APY is the rate of return that an investment provides when compared to your initial investment. In simple terms, if you invest $10,000 and after one year have earned $1,000 on that investment, your return is 10 percent. The APY is determined by considering other factors as well, such as how many compounding periods exist each year for the investment.

Calculate the Total Gain

With a bank account, gain is the balance of your account less your deposits. With other investments, knowing the total gain is more complicated. With a stock market or equity investment, you will have gains from the increase in value in the stock, as well as the dividends that you may earn due to the stock's profitability. The market value of the stock on the last day of the year less the price at the beginning of the year determines the gain in value. Add that figure to your total dividends for the year to calculate your total gain.

Determine the Compounding Periods

Some banks pay interest on certificates of deposit or bank accounts daily, but interest is also paid monthly or quarterly. With daily compounding, the number of compounding periods is usually 365, but it could be 360 depending on the method your bank uses for calculation. With equities or bonds, dividends or interest are paid at different time periods, depending on the issuer. Dividends are often quarterly, paid four times per year. Bond interest may be paid monthly, quarterly or yearly, as well as at the maturity date of the bond, which could be several years in the future.

Perform the Calculation

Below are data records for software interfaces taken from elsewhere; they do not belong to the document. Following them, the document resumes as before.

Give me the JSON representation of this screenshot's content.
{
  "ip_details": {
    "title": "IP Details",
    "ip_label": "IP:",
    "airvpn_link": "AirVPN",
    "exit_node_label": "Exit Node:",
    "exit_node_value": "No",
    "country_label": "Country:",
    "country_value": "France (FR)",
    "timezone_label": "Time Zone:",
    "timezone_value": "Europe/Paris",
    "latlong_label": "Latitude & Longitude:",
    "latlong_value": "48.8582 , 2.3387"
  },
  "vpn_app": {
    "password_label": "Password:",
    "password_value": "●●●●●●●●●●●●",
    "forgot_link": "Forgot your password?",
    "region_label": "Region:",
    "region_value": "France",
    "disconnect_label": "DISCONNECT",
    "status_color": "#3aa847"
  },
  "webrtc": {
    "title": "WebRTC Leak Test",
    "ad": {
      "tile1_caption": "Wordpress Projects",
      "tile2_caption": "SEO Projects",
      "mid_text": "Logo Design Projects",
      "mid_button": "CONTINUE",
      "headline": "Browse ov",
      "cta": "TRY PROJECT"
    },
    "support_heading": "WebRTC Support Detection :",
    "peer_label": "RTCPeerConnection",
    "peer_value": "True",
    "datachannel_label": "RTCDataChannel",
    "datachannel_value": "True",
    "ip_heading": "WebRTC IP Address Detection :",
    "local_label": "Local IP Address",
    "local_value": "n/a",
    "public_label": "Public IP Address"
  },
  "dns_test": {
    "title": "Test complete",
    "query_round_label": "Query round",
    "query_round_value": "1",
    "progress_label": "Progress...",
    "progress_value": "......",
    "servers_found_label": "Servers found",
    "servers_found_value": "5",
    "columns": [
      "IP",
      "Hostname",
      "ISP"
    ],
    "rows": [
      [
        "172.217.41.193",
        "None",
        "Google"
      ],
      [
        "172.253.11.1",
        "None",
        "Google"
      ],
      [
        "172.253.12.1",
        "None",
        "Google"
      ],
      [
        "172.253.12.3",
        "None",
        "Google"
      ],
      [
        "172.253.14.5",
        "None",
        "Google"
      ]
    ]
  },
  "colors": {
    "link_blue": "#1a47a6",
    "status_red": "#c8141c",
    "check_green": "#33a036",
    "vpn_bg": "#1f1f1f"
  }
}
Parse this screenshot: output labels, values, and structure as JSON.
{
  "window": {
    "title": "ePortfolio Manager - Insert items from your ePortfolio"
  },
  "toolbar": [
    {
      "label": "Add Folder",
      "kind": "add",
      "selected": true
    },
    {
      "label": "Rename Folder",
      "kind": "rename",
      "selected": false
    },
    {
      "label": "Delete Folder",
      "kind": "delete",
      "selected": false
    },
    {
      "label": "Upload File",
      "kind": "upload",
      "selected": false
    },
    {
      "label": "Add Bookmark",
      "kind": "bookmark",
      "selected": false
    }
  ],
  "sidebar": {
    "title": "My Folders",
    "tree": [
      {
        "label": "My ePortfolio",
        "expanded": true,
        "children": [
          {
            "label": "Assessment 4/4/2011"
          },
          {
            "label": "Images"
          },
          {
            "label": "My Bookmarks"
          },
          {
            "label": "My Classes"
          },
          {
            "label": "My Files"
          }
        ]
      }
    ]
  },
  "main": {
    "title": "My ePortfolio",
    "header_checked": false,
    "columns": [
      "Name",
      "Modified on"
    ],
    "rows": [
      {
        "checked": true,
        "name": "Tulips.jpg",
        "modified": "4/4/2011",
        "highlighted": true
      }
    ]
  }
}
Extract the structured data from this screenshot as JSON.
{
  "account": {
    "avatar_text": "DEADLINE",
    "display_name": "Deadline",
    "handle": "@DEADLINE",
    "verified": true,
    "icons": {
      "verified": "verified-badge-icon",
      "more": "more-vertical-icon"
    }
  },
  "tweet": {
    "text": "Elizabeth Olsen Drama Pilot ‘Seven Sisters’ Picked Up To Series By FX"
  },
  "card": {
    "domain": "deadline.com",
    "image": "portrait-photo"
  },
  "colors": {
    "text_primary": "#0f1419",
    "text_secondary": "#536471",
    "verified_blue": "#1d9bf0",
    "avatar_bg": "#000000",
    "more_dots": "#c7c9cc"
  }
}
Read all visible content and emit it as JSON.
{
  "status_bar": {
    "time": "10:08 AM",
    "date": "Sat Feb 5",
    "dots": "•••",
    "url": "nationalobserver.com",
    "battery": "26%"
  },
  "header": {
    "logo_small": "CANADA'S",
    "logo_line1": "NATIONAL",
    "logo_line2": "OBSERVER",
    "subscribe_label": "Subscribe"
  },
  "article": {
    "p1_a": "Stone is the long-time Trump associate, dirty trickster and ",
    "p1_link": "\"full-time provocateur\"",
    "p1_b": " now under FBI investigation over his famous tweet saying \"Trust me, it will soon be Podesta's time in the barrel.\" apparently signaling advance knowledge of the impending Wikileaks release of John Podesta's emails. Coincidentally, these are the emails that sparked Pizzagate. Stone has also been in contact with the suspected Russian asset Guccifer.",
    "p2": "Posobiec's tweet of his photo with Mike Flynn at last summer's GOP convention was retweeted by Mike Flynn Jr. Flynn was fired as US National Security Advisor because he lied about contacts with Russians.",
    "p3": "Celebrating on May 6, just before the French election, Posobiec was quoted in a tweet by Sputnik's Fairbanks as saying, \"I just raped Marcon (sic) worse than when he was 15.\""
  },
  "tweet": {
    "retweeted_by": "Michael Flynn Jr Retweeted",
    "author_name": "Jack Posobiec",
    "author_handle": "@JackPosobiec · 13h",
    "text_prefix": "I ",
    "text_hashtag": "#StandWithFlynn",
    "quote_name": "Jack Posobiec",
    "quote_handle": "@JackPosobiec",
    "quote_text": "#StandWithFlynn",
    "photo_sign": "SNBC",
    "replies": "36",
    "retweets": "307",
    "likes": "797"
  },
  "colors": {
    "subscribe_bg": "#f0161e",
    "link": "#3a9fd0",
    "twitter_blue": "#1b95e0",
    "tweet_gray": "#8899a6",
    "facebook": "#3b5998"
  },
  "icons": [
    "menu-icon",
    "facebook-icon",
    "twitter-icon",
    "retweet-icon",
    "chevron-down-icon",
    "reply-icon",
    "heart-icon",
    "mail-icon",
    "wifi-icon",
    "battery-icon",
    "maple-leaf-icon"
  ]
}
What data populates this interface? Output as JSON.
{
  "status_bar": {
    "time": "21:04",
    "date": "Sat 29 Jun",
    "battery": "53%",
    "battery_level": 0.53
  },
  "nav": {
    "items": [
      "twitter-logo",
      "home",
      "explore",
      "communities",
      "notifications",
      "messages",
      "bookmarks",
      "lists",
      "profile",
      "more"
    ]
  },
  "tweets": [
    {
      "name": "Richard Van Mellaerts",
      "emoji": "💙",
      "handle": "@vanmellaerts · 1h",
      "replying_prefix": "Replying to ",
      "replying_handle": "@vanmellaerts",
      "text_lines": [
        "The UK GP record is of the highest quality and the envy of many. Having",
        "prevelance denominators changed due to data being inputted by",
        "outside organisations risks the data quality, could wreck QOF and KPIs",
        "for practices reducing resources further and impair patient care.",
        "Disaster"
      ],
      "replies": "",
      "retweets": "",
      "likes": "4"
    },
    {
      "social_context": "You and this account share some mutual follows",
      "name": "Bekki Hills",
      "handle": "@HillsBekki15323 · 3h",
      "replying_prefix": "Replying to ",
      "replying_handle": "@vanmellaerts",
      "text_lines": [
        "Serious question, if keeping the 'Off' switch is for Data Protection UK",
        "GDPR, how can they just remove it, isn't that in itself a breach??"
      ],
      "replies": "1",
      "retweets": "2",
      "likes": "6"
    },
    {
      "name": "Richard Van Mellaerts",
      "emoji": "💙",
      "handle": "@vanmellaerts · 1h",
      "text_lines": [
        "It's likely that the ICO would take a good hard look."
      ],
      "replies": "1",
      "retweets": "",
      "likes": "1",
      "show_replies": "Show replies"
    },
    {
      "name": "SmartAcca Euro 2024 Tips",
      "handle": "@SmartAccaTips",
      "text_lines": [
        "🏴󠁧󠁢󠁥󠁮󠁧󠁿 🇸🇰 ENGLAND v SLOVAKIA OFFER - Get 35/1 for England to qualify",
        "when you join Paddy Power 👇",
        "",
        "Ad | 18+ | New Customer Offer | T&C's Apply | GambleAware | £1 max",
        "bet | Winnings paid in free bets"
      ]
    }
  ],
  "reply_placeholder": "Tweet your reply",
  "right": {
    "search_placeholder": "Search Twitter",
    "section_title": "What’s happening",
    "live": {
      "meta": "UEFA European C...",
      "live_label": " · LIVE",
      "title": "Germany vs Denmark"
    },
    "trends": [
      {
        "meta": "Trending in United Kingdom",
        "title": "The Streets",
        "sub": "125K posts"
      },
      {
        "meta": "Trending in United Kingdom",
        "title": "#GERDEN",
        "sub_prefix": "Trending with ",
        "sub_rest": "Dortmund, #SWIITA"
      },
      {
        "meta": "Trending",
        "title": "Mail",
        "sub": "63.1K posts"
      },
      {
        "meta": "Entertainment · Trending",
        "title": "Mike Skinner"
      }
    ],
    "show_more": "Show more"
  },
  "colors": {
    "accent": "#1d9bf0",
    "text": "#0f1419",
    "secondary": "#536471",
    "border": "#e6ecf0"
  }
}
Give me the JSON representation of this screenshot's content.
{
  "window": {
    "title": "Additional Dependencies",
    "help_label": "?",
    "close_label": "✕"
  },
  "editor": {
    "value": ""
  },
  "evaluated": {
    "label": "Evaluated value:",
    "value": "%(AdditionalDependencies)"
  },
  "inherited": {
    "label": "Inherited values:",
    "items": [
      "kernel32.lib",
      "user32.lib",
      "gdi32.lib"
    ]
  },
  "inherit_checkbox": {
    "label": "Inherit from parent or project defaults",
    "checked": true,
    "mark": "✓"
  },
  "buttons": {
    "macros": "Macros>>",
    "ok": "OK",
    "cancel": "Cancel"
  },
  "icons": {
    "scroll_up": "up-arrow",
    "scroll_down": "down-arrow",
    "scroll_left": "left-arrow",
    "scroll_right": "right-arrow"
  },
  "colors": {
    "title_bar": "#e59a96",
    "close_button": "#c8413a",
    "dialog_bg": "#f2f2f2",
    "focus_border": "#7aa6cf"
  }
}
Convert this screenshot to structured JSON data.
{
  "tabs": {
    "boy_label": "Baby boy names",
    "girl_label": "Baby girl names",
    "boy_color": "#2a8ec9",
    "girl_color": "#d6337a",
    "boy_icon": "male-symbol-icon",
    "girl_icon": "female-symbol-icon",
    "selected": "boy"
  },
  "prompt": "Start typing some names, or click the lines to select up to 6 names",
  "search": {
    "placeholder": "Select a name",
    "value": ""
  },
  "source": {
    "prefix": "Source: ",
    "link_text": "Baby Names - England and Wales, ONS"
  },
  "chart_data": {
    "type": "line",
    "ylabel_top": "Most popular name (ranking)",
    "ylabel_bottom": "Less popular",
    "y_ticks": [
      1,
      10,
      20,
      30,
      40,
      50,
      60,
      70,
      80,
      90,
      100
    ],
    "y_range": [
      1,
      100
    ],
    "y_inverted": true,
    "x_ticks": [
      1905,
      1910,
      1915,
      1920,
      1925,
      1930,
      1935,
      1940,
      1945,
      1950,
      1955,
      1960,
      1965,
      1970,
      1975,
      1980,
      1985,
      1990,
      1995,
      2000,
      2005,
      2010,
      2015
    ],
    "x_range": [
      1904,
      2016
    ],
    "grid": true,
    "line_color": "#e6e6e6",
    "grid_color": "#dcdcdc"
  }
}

First divide the investment by the total gain to determine the percentage of gain. With the example, it was 10 percent. If the interest is paid monthly, divide the total return by 12 to obtain the monthly return, or 0.00833 in the example. Add 1 to this for a total of 1.00833. Raise that number by an exponent equal to the amount of compounding periods. With monthly compounding, you would raise that number to the 12th power, giving an answer of 1.10466. Subtract 1 from that number, giving an annual percentage yield of 10.466 percent.